James went to sleep that night crying silently. With the images, he had of their trips, family photos, voice recordings to help keep his sanity. He still had a job to do, and a life to live. Not for him, but for her.
Men and women of various ages stood shoulder to shoulder with James. They all were equipped with oxygen tanks, masks, hoses, shovels, and so on. They dug a trench that was miles long and cleared brush and materials that would help fuel the blaze. Overhead, planes flew, circling, ready to release the payload on the ordered mark.
One by one, the firefighters retreated to the alleged safe distance and watched as the bombs fell from the sky. It sounded like glass shattering and soda pop fizzle. Ash and dirt were kicked up and mixed with the dust. They peered through their masks, all that hope that swelled. The fire was no more. Cheers erupted from the crowds. The word was out; victory was at hand.
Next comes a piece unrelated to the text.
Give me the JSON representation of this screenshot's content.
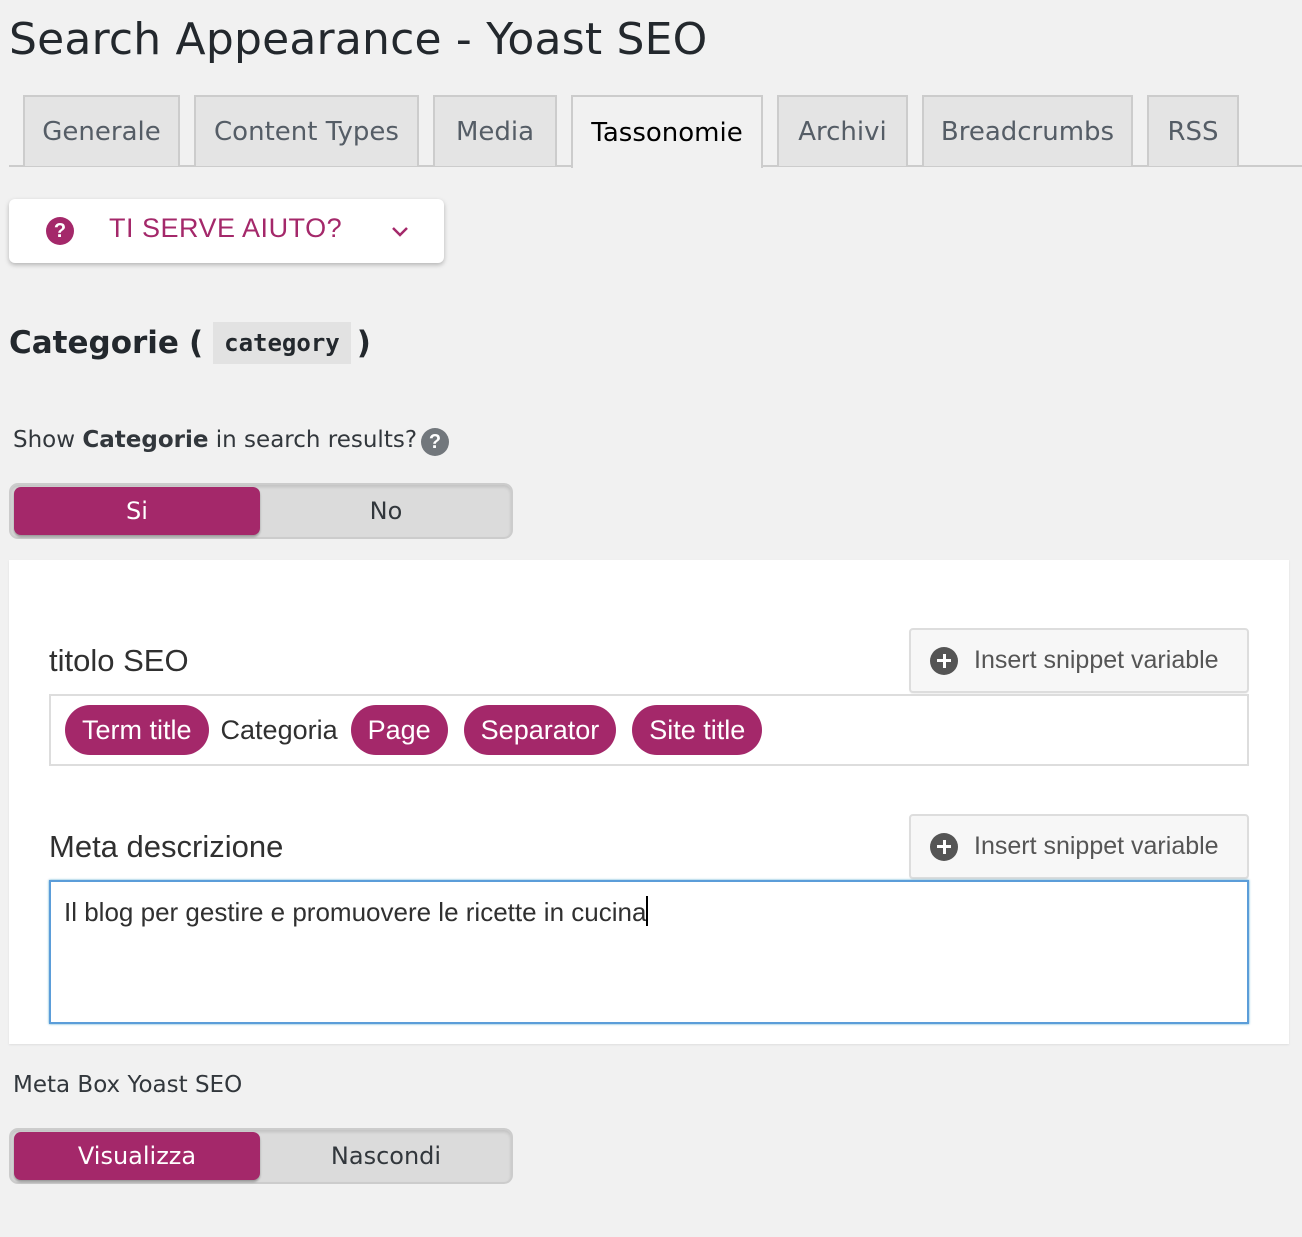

Hours passed, and the news around the globe was that the fire was being combated, pushed back to extinction. It would take a few days, but the job would be done, and humanity would stand as the victor. James felt happy that he had been part of the solution and in combating the inferno. Also, though, he was sad because of the gnawing loss that still ate at him. He couldn’t bear to bring the news to his daughter and constantly deflected the notion. He would have to come to terms…
Back in his tent, Heather asked the question he had wanted to avoid so much. “Daddy, when is mommy coming home?”
“Honey, mommy…mommy isn’t coming home,” he said with tears falling.
“What do you mean?” Where’s mommy? What happened to mommy?” she asked, the millions of questions he knew she would be asking.
He hugged his daughter tight, “I’m so sorry, sweetie.” He struggled to keep composure as he told her the story of the ship going down in the ocean.
The pair cried together, while the crowd cheered and congratulated one another on the job well done.
A day had passed, and there was not much left of the Inferno. Efforts were tripled, and soon, the West Coast had been reclaimed, and countries around the world began rebuilding. Plans for memorials and finding out the exact composition of the Inferno, and how it came to be were put in motion.
James and Heather remained at the evacuation center for a short time. There was a rumor he heard from some military personnel that there were some survivors of the sunken vessel. One, in particular, happened to be making their way to the Denver airport.
After some hours of conversing and negotiating, James was able to arrange transportation to the airport. Together the father and daughter ventured, clinging to hope. Once arriving at the airport, they thanked the soldiers for the ride and set off for the perhaps finding the alleged survivor.
Hours passed, the day turned to night. His daughter fell asleep, with her head in his lap. James’ eyes were heavy, but the thought of seeing his wife fueled him to stay awake. A woman’s voice came over the intercom, declaring the flight from Boston had arrived. He continued to sit and wait, hoping.
All the passengers had departed, but none of them looked like her. Hope seemed to leave him. Reality slowly began to set in. She was gone.
As James slowly reached his feet, cradling Heather, and began to walk away, one more person got off the plane.
That voice, he knew it belonged to only one person. He turned around and saw Mary. They ran to each other and embraced; a family reunited at last. They hugged one another tightly and cried. Some people in the airport clapped and cheered. They were whole again, and everything was going to be alright.